My husband, Don, 73 yrs. of age had colon cancer in 2005. After chemo for 6 months everything was going well. In January 2014 his doctor found his CRC had metastasized to his liver (2 tumors) and 1 in the peritoneal area. More chemo and liver surgery to remove them in July 2014. In July 2015 the tumors were back in same areas. More chemo and in 2016 he was put on capacitabine, which lowered his CEA levels for 6 months but now are rising. A CT test June 22, 2017 showed the same 3 tumors, now a new one in liver and one small one in lower left lung lobe. Would this MSK-IMPACT testing and the larotrectinib work for him?

Dear Carolyn, we’re very sorry to hear about your husband’s diagnosis.
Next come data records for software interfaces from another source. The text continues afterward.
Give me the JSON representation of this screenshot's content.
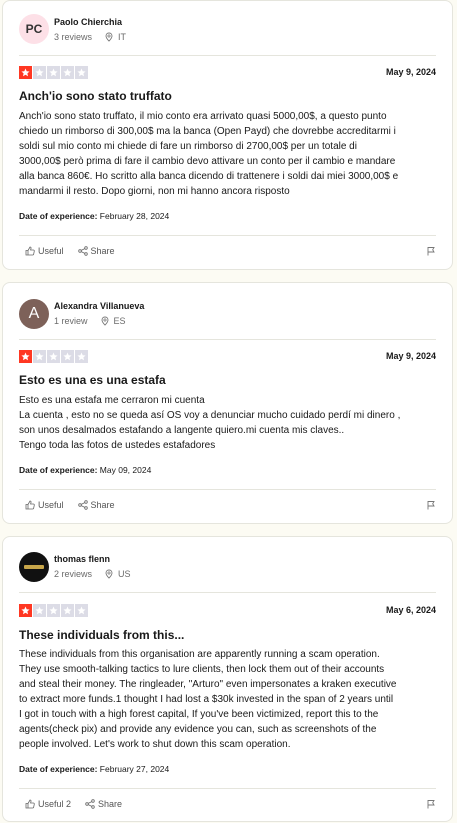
{
  "colors": {
    "star_on": "#ff3722",
    "star_off": "#dcdce6",
    "page_bg": "#fcfbf3"
  },
  "reviews": [
    {
      "avatar_initials": "PC",
      "reviewer": "Paolo Chierchia",
      "review_count": "3 reviews",
      "country": "IT",
      "rating": 1,
      "date": "May 9, 2024",
      "title": "Anch'io sono stato truffato",
      "body": "Anch'io sono stato truffato, il mio conto era arrivato quasi 5000,00$, a questo punto\nchiedo un rimborso di 300,00$ ma la banca (Open Payd) che dovrebbe accreditarmi i\nsoldi sul mio conto mi chiede di fare un rimborso di 2700,00$ per un totale di\n3000,00$ però prima di fare il cambio devo attivare un conto per il cambio e mandare\nalla banca 860€. Ho scritto alla banca dicendo di trattenere i soldi dai miei 3000,00$ e\nmandarmi il resto. Dopo giorni, non mi hanno ancora risposto",
      "doe_label": "Date of experience:",
      "doe_value": "February 28, 2024",
      "useful_label": "Useful",
      "share_label": "Share"
    },
    {
      "avatar_initials": "A",
      "reviewer": "Alexandra Villanueva",
      "review_count": "1 review",
      "country": "ES",
      "rating": 1,
      "date": "May 9, 2024",
      "title": "Esto es una es una estafa",
      "body": "Esto es una estafa me cerraron mi cuenta\nLa cuenta , esto no se queda así OS voy a denunciar mucho cuidado perdí mi dinero ,\nson unos desalmados estafando a langente quiero.mi cuenta mis claves..\nTengo toda las fotos de ustedes estafadores",
      "doe_label": "Date of experience:",
      "doe_value": "May 09, 2024",
      "useful_label": "Useful",
      "share_label": "Share"
    },
    {
      "avatar_initials": "",
      "reviewer": "thomas flenn",
      "review_count": "2 reviews",
      "country": "US",
      "rating": 1,
      "date": "May 6, 2024",
      "title": "These individuals from this...",
      "body": "These individuals from this organisation are apparently running a scam operation.\nThey use smooth-talking tactics to lure clients, then lock them out of their accounts\nand steal their money. The ringleader, \"Arturo\" even impersonates a kraken executive\nto extract more funds.1 thought I had lost a $30k invested in the span of 2 years until\nI got in touch with a high forest capital, If you've been victimized, report this to the\nagents(check pix) and provide any evidence you can, such as screenshots of the\npeople involved. Let's work to shut down this scam operation.",
      "doe_label": "Date of experience:",
      "doe_value": "February 27, 2024",
      "useful_label": "Useful 2",
      "share_label": "Share"
    }
  ]
}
If MSK-IMPACT find that his tumor carries a TRK fusion, then it’s possible that he could benefit from larotrectinib. It’s also possible that tumor sequencing could reveal another mutation that might respond to a different targeted therapy. If you would like to learn more about arranging an appointment with one of our experts and getting his tumor analyzed, you can call 800-525-2225 or go to for more information on making an appointment. Thank you for your comment, and best wishes to you and your husband.

Does IMPACT include both somatic and germline testing? What is the timeframe for results from both of those testings -- are they done at the same time or sequentially?

My partner is currently a patient at MSK, for MDS &Multiple Myeloma. Are there new genetic therapies for such blood cancers. Thank you

Dear Irene, we have a number of therapies targeting genetic changes in clinical trials for these conditions. You may want to discuss the possibility of participating in a trial with your partner’s healthcare team. Thank you for your comment, and best wishes to both of you.

I’m very fortunate to be a patient at MSK. I’m stage IV tnbc with mets to the liver. My liver biopsy slides began IMPACT testing on Nov 17th. What is the average time for results to be become available. Thank you for being part of an amazing team of healthcare providers❤️

Dear Linda, we are so glad to hear that you are happy with the care you’re receiving here. We recommend you discuss the timing of your MSK-IMPACT results with your doctor or nurse. Thank you for your comment, and best wishes to you.

My mother was diagnosed with Grade IV Glioblastoma after having surgery at UPenn on August 22nd to remove the majority of her tumor. She had a seizure on August 17th and was rushed in. Everything happen so quickly.

We have our follow-up appointment with them on September 13th however I am trying to investigate other options and second opinions. I came across this discussion on MSK-IMPACT.

Is this something that would be an option for my mother to pursue?

Thank you!

Dear Kimberly, we’re very sorry to hear about your mother’s diagnosis. You may want to speak with her doctors at UPenn about whether genomic testing was done on her tumor. If she would like to come to MSK for a consultation and to learn about MSK-IMPACT, the number to call is 800-525-2225. You can go to for more information. Thank you for your comment, and best wishes to both of you.